The UN’s annual International Mother Tongue Day, the occasion of this invited blog post, is dedicated to “promot(ing) linguistic and cultural diversity and multilingualism” – a generally non-controversial, humanizing goal that we can expand, extend, and unsettle in this 2019 Year of Indigenous Languages. As non-Indigenous beneficiaries of settler colonialism, we aim to follow our Indigenous collaborators’ leads. Importantly, the concerns that our colleagues identify as interlaced with community language work are not apolitical. In order to follow their lead and support their efforts, we are required to resist the status quo.

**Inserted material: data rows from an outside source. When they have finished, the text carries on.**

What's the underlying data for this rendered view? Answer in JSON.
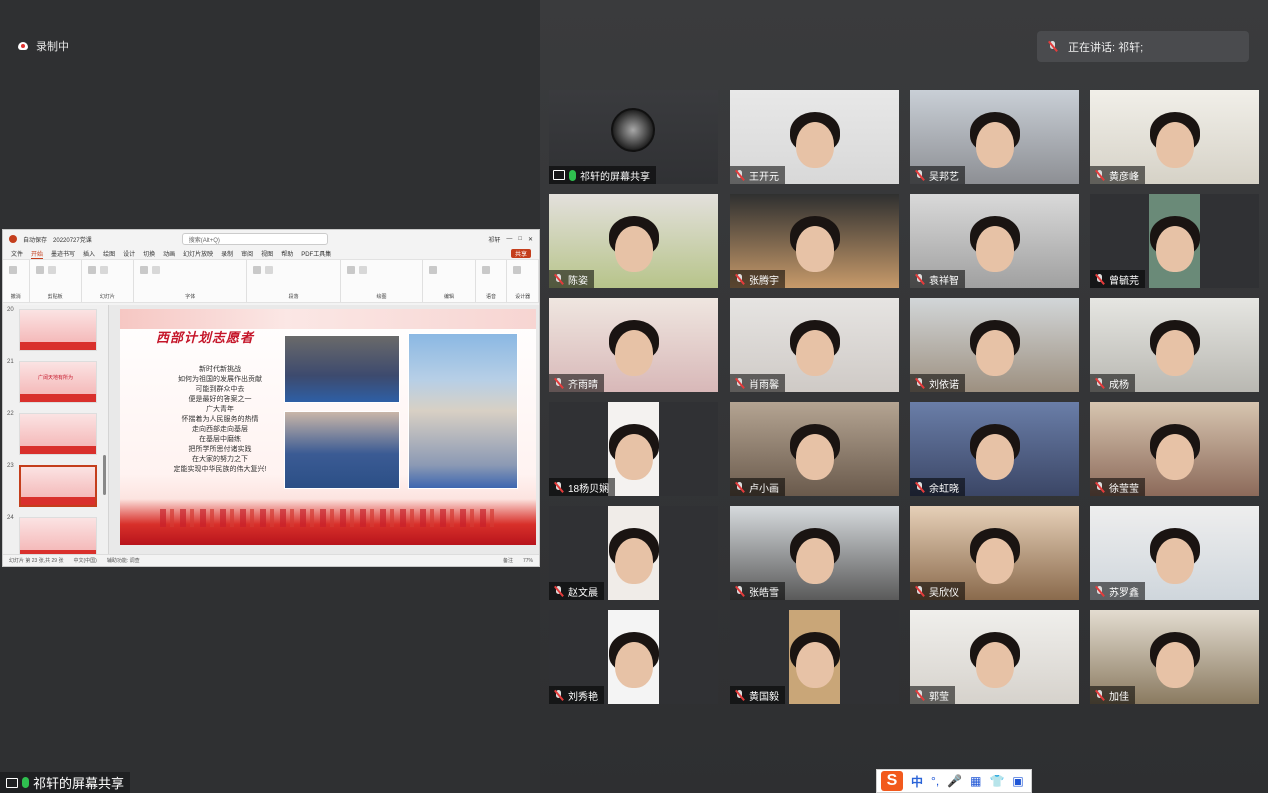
{
  "recording": {
    "label": "录制中"
  },
  "bottom_bar": {
    "share_label": "祁轩的屏幕共享"
  },
  "speaker": {
    "label": "正在讲话: 祁轩;"
  },
  "ppt": {
    "autosave": "自动保存",
    "filename": "20220727党课",
    "search_placeholder": "搜索(Alt+Q)",
    "user": "祁轩",
    "menu": [
      "文件",
      "开始",
      "墨迹书写",
      "插入",
      "绘图",
      "设计",
      "切换",
      "动画",
      "幻灯片放映",
      "录制",
      "审阅",
      "视图",
      "帮助",
      "PDF工具集"
    ],
    "share_btn": "共享",
    "ribbon_groups": [
      "撤消",
      "剪贴板",
      "幻灯片",
      "字体",
      "段落",
      "绘图",
      "编辑",
      "语音",
      "设计器"
    ],
    "thumbs": [
      {
        "num": "20",
        "text": ""
      },
      {
        "num": "21",
        "text": "广阔天地有所为"
      },
      {
        "num": "22",
        "text": ""
      },
      {
        "num": "23",
        "text": ""
      },
      {
        "num": "24",
        "text": ""
      }
    ],
    "slide_title": "西部计划志愿者",
    "slide_poem": [
      "新时代新挑战",
      "如何为祖国的发展作出贡献",
      "可能到群众中去",
      "便是最好的答案之一",
      "广大青年",
      "怀揣着为人民服务的热情",
      "走向西部走向基层",
      "在基层中磨练",
      "把所学所思付诸实践",
      "在大家的努力之下",
      "定能实现中华民族的伟大复兴!"
    ],
    "status_left": "幻灯片 第 23 张,共 29 张",
    "status_lang": "中文(中国)",
    "status_access": "辅助功能: 调查",
    "status_notes": "备注",
    "status_zoom": "77%"
  },
  "participants": [
    {
      "name": "祁轩的屏幕共享",
      "type": "share"
    },
    {
      "name": "王开元"
    },
    {
      "name": "吴邦艺"
    },
    {
      "name": "黄彦峰"
    },
    {
      "name": "陈姿"
    },
    {
      "name": "张腾宇"
    },
    {
      "name": "袁祥智"
    },
    {
      "name": "曾毓芫"
    },
    {
      "name": "齐雨晴"
    },
    {
      "name": "肖雨馨"
    },
    {
      "name": "刘依诺"
    },
    {
      "name": "成杨"
    },
    {
      "name": "18杨贝娴"
    },
    {
      "name": "卢小画"
    },
    {
      "name": "余虹晓"
    },
    {
      "name": "徐莹莹"
    },
    {
      "name": "赵文晨"
    },
    {
      "name": "张皓雪"
    },
    {
      "name": "吴欣仪"
    },
    {
      "name": "苏罗鑫"
    },
    {
      "name": "刘秀艳"
    },
    {
      "name": "黄国毅"
    },
    {
      "name": "郭莹"
    },
    {
      "name": "加佳"
    }
  ],
  "ime": {
    "mode": "中"
  },
  "colors": {
    "accent_red": "#c43e1c",
    "active_green": "#3dba5a",
    "muted_red": "#e43b3b"
  }
}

When we support Indigenous land recovery programs, champion Indigenous efforts to protect clean water, or defend Indigenous sovereignty we lean into the politically charged and controversial but critical work of honoring Indigenous languages around the world.
Kendall A. King (PhD, University of Pennsylvania) is Professor of Second Language Education at the University of Minnesota, where she teaches and researches in the areas of sociolinguistics and language policy. Recent publications appear in the Modern Language Journal, Applied Linguistics and the Journal of Language, Identity and Education. She has written widely on Indigenous language revitalization, bilingual child development, and the language policies that shape immigrant and transnational student experiences in the U.S., Ecuador, and Sweden. Her current research, based in Minneapolis, examines the educational policy and practices which (under)serve adolescent migrants with limited or interrupted formal schooling experiences. She is a former editor of the journal Language Policy and current Vice President (to be President) of the American Association of Applied Linguistics.
Mel M. Engman (PhD, University of Minnesota) teaches courses on applied linguistics at the University of Minnesota and she is the Administrative Director for Grassroots Indigenous Multimedia (GIM), a non-profit organization devoted to reclaiming the Ojibwe language in the Great Lakes region. Her recent and upcoming publications can be found in the journals Language Documentation and Description, Heritage Language Journal, and Linguistics and Education. Mel’s current research interests include Indigenous language reclamation, heritage language education, and critical approaches to language and sign in institutional contexts.